WVU football: Childress ruled out of season finale
MORGANTOWN, W.Va. - West Virginia Coach Dana Holgorsen will wait one more time to name the starting quarterback for Saturday's season finale, but he did say at his weekly press conference Tuesday that redshirt freshman Ford Childress won't play.
Childress, who started and set a freshman record with 359 passing yards in a win against Georgia State, was injured in his second start a week later against Maryland. Childress tore a pectoral muscle and hasn't played since passing for 62 yards in a 37-0 loss Sept. 21, though he had been practicing before the Nov. 16 loss to Kansas.
The quarterback for the 4 p.m. game against Iowa State (Fox Sports 1) will be Clint Trickett or Paul Millard. Millard started and struggled in the 31-19 loss to Kansas in place of Trickett, who had started six consecutive games before he was knocked unconscious Nov. 9 against Texas and suffered a concussion.
It turns out that was his second concussion in three weeks. Trickett said Tuesday he had a concussion in a loss to Kansas State and didn't tell anyone. Trickett said he wouldn't have told anyone about the concussion against Texas if it weren't so obvious.
"It isn't in my DNA to pull myself out of the game," said the junior who transferred this season from Florida State.
It's the second time this season a starting quarterback has been injured and declined to let anyone know he needed to come out of the game. Childress was hurt in the first quarter against Maryland and wound up completing 11 of 22 passes with two interceptions and visible trouble putting much power behind his throws.
"Hopefully you're a smart enough player that if it's going to hurt the team, you tell people," said quarterbacks coach/offensive coordinator Shannon Dawson, who is in the coaches' box above the field during games. "I think that being a competitor and trying to stay in as much as possible, that's understandable, but at some point, it's big old team, little, bitty old me. You've got to understand that if your being out there is detrimental to the team, that's not fair to the other 10 guys out there. You've got to be smarter about that."

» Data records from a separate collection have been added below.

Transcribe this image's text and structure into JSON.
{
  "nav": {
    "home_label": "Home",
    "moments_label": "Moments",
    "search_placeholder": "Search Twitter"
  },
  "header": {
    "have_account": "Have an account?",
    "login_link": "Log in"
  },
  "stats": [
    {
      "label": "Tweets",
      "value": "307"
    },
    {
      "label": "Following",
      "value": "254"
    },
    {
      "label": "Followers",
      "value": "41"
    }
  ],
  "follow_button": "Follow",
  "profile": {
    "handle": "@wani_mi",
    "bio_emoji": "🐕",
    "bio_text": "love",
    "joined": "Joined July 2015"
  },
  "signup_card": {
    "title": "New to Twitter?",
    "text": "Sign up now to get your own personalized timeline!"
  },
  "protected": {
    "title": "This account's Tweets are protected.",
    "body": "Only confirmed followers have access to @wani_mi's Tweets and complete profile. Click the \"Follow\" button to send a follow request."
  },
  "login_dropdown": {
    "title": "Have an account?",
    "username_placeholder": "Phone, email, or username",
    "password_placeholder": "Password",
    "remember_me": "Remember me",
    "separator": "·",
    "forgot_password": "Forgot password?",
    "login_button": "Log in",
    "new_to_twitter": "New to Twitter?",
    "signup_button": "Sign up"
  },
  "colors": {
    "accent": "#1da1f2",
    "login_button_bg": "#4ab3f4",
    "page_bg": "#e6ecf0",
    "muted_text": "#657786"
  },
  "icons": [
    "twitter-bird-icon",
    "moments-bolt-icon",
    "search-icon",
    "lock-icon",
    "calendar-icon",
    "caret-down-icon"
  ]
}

IOWA STATE (2-9, 1-7 Big 12) has known since losing its seventh game Nov. 2 that it wouldn't be going to a bowl. Yet the Cyclones played two home games after that. They played host to TCU Nov. 9 at 1-7 overall and 0-5 in the Big 12, but 54,922 showed up to see a game against another team with a losing record.
TCU won and Iowa State went on the road next and lost 48-10 to Oklahoma. The Cylones then played host to lowly Kansas last week and 54,081 were in the stands for the coldest game in the history of Iowa State football. Iowa State won, 34-0, on senior day for the first Big 12 win of the season.
Jack Trice Stadium seats 56,800.
"I can't tell you what it's meant, I can't put it into words anyway," Coach Paul Rhoads said. "We've set an attendance record for the third straight year. We were 0-for-the season at home going into it and it's the coldest weather conditions in the history of the program with a lot of football played in a northern state to accomplish that.
"I don't know what the exact numbers were, but there were a lot of fans there and they were into the football game, and for our kids to be able to go out and deliver a victory for the fans who came out and gave us support with the students gone for Thanksgiving break, that was uplifting and exciting for our football team."
THE CYCLONES spent much of this season looking for a quarterback. They found their starter for next season. Rhoads said Monday that Grant Rohach, who will start against the Mountaineers, will be the starter when Iowa State begins spring practice.
Sam Richardson started the first eight games, but Rohach has started the last three and led the way to the best offensive showing of the season against Kansas.
It was 8 degrees at kickoff.
"I don't think in Southern California he probably ever played in game like that," Rhoads said of Rohach, the redshirt freshman from Moorpark, Calif.
Rohach, who was the scout team offensive player of the year last season and invited to the Elite 11 camp a year earlier, completed 15 of 20 passes for 300 yards and two touchdowns. It was the first 300-yard game and the first time a quarterback completed 70 percent of his throws since last year's win against Kansas.
"Let me tell you, it was nothing short of magnificent," Rhoads said. "My appreciation for what he did with the football was really strengthened on Sunday when we watched the tape. The kid played a great football game. He was throwing strikes on a night that I didn't think it would be able to happen. It wasn't taking place very successfully on the other side.
"Three-hundred yards passing, (75) percent completion percentage, and it didn't matter if it was swing bubble passes or a post down the field. He was throwing them all on the money when hands were like cardboard and balls were like bricks. It was a magnificent performance."
Contact sportswriter Mike Casazza at firstname.lastname@example.org or 304-319-142. His blog is at blogs.dailymail.com/wvu.